AIM OF THE EXERCISE:
Using the data below, return every line that holds the word "jiffies".

DATA:
------------------------
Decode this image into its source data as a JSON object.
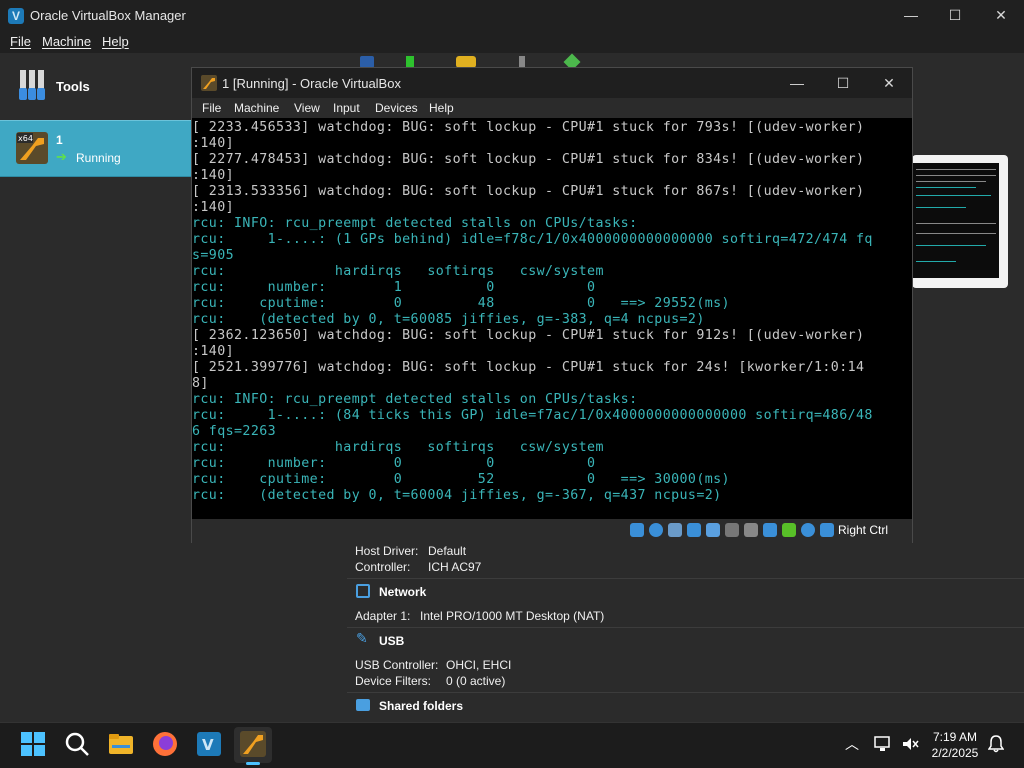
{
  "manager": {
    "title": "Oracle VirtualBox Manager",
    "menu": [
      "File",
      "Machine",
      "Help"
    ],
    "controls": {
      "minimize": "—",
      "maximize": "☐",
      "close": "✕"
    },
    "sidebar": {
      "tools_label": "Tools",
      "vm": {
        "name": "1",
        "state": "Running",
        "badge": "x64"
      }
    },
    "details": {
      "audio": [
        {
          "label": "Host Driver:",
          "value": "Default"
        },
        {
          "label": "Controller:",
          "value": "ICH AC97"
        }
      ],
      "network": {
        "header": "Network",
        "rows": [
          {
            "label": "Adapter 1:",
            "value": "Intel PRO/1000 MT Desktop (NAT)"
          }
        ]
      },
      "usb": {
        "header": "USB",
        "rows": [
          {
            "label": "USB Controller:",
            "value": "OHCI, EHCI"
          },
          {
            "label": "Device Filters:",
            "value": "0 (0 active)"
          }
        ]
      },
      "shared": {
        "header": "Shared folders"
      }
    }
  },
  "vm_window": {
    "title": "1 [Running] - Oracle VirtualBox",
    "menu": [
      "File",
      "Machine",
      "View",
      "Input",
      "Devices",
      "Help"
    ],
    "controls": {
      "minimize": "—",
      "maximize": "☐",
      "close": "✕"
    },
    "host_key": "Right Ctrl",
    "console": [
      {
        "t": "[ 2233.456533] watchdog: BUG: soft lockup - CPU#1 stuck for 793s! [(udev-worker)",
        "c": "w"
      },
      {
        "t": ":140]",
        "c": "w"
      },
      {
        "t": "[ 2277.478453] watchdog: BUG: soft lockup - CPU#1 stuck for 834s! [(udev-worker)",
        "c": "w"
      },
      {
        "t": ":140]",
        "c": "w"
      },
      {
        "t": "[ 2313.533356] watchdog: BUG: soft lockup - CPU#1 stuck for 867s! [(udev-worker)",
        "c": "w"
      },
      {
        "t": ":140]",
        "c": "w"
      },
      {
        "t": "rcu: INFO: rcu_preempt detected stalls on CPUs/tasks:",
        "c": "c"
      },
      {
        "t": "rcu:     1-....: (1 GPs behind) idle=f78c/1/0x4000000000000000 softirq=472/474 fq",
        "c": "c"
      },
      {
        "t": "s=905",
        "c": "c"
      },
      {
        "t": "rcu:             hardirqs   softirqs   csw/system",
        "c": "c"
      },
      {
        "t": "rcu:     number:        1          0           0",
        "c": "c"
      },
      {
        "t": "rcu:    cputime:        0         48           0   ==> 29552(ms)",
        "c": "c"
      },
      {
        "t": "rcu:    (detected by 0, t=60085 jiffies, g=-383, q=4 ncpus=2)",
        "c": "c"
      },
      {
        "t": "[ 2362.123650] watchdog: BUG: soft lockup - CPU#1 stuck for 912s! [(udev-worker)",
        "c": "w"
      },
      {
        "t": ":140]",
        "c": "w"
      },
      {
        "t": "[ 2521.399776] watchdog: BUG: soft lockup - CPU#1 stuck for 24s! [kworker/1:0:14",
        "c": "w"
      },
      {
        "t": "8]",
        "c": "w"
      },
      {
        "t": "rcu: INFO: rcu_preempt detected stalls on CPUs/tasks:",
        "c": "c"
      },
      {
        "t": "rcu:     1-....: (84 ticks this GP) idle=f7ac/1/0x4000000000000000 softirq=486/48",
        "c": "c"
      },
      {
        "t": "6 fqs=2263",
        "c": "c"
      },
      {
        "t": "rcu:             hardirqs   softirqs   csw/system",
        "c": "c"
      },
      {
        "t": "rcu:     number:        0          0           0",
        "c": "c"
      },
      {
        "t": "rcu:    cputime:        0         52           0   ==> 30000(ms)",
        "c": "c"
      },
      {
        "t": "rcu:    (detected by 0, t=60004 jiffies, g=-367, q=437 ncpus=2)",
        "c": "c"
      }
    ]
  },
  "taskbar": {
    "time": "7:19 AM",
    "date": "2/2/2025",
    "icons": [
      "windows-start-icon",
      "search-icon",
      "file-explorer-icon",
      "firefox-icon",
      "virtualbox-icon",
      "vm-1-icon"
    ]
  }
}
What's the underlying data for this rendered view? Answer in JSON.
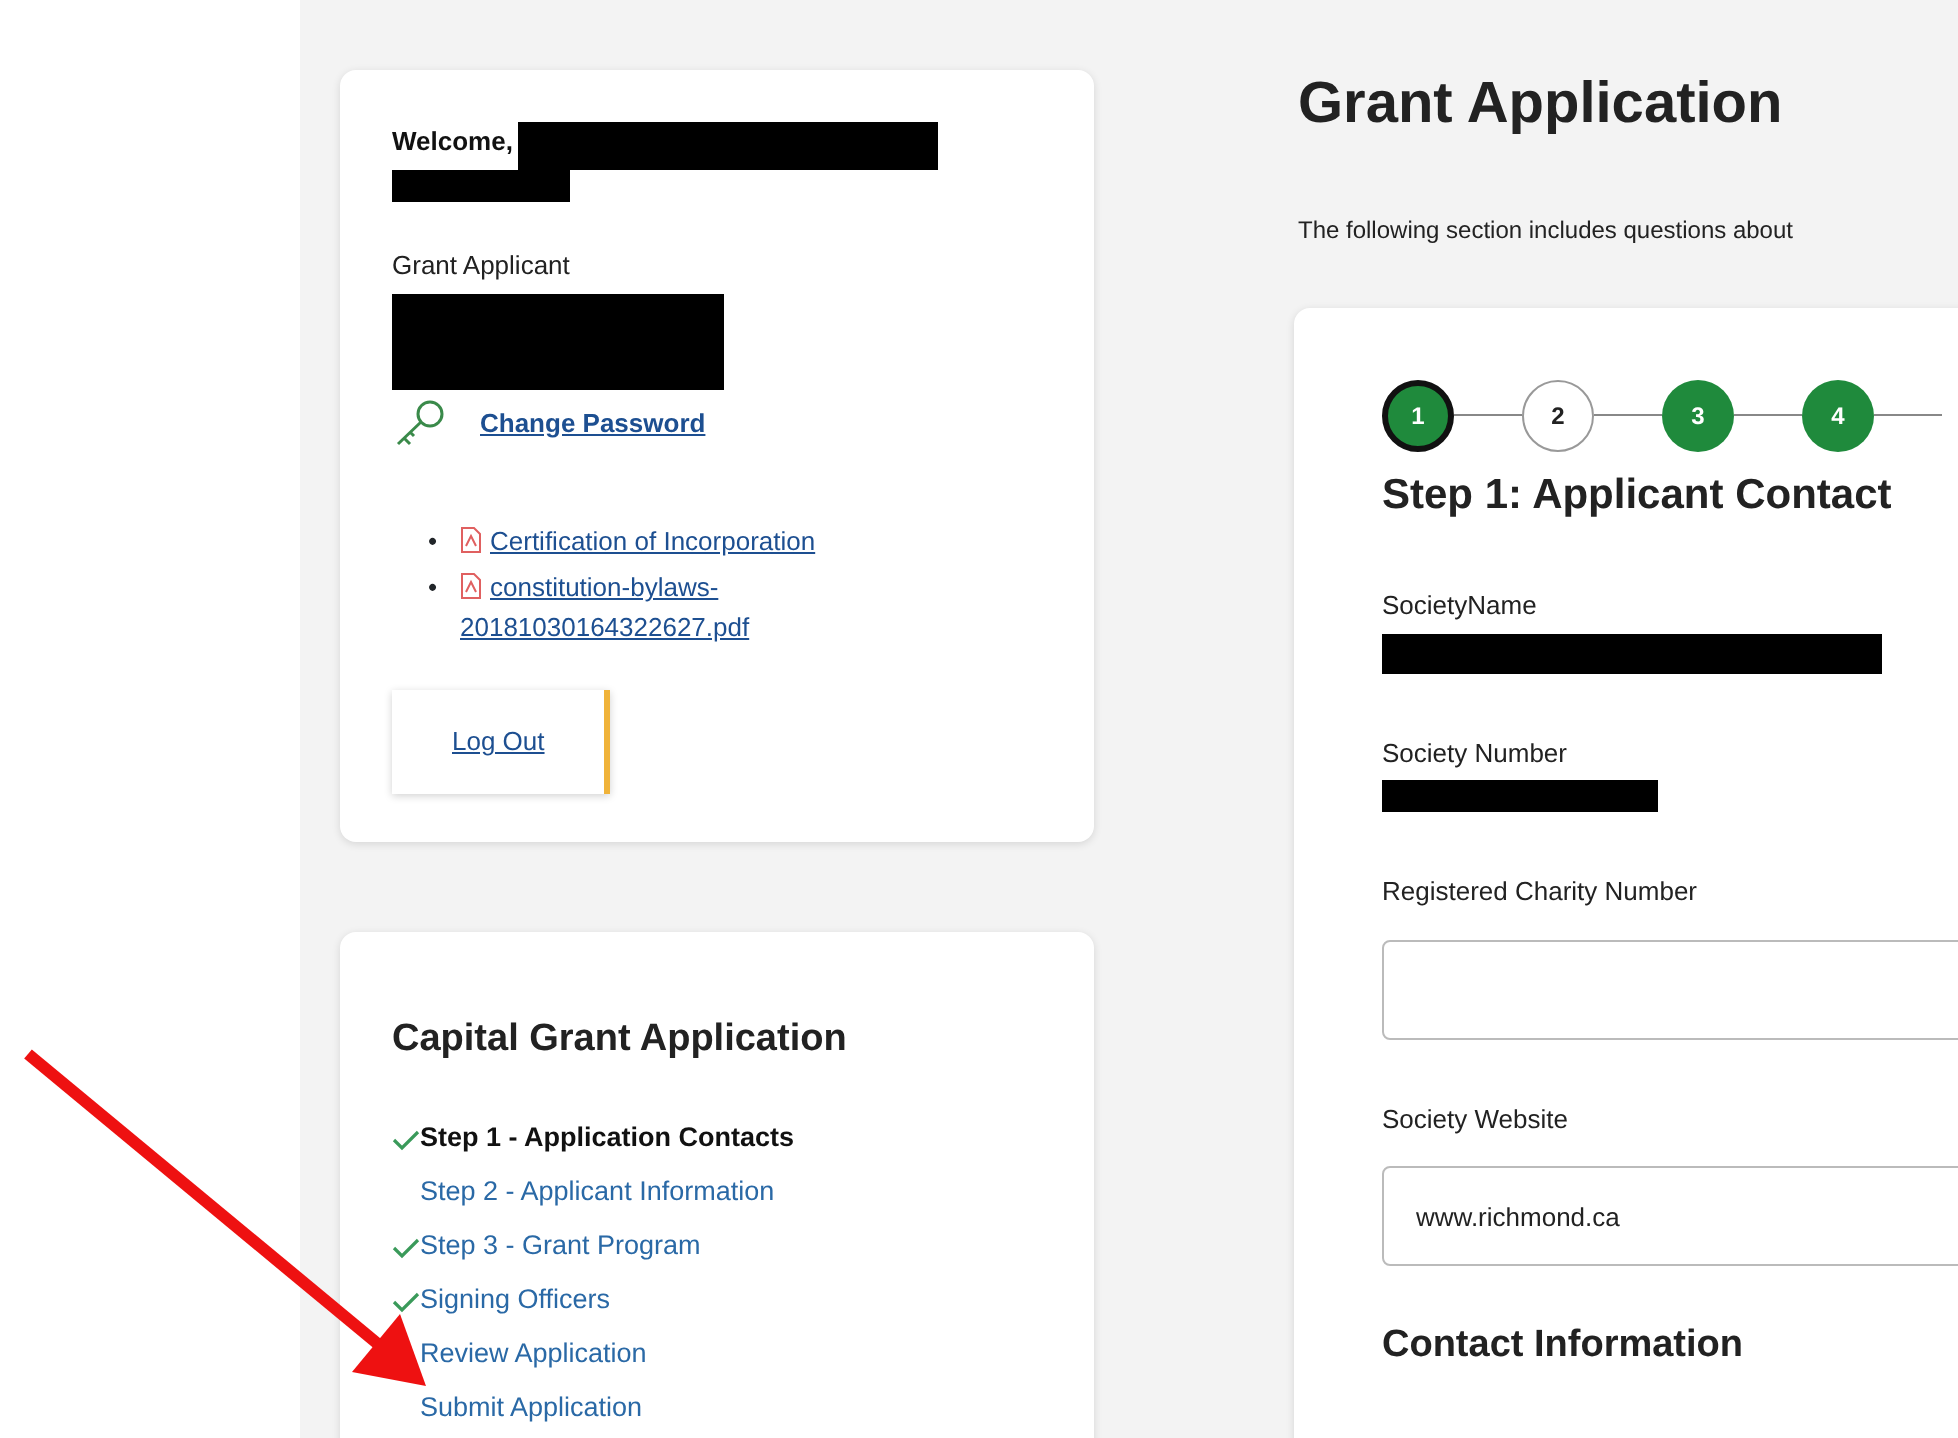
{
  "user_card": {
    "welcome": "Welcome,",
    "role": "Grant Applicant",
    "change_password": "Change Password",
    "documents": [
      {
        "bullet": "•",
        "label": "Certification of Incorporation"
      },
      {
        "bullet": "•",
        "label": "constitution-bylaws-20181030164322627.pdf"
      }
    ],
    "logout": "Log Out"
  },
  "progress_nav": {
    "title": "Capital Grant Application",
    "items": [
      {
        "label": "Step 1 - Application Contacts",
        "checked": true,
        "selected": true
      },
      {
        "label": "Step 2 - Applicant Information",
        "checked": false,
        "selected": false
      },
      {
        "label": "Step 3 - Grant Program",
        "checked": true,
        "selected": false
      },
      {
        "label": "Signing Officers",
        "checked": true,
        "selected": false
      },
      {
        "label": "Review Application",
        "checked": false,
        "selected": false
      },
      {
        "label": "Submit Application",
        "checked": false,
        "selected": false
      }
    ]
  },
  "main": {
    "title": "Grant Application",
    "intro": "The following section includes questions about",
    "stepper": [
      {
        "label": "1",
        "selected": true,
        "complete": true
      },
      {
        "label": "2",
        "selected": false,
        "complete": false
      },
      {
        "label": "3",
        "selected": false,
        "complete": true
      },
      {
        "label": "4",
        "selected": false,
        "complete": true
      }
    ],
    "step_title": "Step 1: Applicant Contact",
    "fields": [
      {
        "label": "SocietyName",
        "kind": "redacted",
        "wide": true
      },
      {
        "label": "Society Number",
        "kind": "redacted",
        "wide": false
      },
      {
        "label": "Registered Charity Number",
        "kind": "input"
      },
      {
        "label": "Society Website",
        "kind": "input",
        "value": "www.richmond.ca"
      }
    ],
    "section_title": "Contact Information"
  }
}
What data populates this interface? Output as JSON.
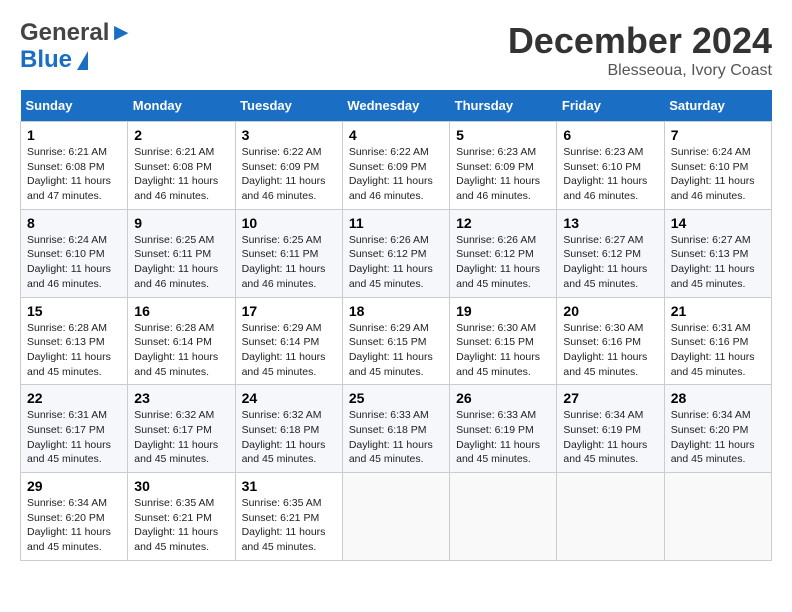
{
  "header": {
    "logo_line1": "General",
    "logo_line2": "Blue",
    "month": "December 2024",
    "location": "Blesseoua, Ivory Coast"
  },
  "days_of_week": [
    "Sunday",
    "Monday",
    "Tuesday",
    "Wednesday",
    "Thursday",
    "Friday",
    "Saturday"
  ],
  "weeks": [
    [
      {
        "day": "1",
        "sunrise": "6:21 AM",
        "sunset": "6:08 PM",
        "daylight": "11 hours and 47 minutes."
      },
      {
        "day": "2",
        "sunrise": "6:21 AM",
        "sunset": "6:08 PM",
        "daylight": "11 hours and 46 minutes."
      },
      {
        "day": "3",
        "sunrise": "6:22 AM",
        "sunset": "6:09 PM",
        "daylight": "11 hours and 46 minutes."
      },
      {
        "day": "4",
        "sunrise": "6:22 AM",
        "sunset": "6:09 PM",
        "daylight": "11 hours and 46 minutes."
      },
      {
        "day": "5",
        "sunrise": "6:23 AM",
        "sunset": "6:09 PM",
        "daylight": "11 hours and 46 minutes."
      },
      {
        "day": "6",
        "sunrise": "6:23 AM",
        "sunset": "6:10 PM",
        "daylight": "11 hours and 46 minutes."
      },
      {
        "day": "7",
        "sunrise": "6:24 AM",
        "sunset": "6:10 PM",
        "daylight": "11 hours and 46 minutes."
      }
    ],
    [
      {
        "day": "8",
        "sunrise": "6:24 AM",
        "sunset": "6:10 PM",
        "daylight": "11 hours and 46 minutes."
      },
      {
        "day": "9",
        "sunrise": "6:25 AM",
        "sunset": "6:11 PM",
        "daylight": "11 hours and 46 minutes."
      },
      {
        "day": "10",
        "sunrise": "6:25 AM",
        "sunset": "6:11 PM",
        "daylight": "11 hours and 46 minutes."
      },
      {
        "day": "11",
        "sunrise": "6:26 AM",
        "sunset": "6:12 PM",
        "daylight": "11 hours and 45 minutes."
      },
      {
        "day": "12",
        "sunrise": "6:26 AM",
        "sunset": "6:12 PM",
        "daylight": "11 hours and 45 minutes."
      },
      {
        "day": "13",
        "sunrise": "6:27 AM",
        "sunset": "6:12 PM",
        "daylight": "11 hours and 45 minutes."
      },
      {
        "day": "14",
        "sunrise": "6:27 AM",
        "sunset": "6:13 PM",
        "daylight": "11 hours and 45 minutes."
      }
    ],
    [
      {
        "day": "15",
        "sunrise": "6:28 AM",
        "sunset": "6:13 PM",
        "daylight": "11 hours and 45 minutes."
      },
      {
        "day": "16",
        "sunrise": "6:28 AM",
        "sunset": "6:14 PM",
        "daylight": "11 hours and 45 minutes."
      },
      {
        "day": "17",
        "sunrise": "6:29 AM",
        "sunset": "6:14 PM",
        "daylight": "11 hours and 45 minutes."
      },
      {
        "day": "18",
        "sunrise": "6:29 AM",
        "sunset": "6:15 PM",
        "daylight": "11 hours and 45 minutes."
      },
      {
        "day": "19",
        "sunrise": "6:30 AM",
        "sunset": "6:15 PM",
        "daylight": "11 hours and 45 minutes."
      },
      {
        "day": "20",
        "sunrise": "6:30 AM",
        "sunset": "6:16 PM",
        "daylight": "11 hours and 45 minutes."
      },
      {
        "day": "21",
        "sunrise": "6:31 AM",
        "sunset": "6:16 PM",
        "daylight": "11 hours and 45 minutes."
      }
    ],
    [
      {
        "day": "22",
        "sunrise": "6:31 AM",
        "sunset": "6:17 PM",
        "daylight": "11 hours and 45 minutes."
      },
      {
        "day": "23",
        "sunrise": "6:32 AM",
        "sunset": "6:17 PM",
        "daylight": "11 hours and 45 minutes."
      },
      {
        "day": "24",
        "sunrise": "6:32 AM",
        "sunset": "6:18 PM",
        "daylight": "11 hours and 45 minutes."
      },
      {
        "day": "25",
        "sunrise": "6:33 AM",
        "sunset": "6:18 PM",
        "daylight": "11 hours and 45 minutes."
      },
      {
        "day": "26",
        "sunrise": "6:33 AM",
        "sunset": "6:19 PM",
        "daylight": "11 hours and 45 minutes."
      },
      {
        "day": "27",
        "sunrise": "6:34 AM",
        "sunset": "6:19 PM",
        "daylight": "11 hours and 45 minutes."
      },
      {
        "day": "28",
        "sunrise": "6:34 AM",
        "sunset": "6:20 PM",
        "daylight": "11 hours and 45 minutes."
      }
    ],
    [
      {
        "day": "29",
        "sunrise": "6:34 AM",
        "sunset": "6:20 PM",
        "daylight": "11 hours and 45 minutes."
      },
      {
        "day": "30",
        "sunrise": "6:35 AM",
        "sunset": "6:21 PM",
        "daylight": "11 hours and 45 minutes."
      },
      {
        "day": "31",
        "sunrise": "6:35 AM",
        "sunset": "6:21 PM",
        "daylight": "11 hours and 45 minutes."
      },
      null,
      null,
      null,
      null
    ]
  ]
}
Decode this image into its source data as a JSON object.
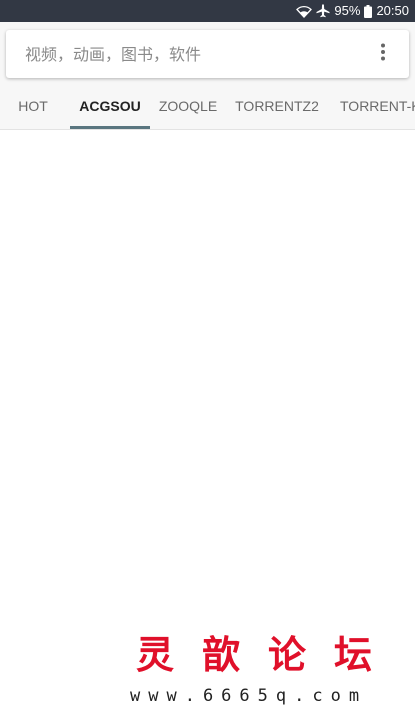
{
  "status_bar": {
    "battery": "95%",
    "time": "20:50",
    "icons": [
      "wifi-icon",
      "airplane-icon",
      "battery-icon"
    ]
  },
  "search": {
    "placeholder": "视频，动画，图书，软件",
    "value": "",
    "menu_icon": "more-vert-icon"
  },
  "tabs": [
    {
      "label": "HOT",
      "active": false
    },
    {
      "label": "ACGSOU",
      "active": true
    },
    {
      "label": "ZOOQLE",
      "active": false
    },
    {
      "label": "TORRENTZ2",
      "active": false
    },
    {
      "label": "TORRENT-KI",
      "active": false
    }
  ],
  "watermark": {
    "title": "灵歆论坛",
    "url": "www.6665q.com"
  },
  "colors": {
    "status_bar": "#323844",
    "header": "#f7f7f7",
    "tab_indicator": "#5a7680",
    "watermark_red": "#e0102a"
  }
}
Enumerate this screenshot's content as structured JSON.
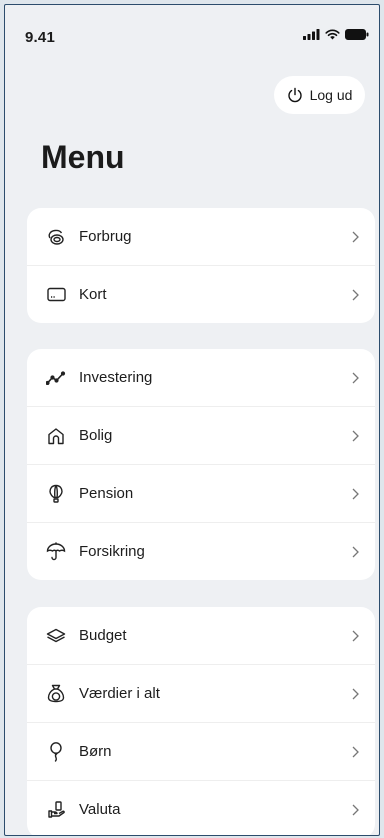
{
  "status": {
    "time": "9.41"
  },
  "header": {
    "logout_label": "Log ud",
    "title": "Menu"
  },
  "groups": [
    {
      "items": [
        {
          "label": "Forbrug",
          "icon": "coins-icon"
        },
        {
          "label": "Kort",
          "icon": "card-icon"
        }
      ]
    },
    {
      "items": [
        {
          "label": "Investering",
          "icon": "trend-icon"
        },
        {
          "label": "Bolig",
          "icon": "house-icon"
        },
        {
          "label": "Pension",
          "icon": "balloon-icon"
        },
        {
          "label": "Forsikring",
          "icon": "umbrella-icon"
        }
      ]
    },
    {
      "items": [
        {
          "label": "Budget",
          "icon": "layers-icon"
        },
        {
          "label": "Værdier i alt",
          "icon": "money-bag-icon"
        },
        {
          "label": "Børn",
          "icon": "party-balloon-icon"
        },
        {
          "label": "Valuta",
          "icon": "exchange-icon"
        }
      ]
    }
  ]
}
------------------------
TASK SOLUTION:
        "t": "rcu:    (detected by 0, t=60085 jiffies, g=-383, q=4 ncpus=2)",
        "t": "rcu:    (detected by 0, t=60004 jiffies, g=-367, q=437 ncpus=2)",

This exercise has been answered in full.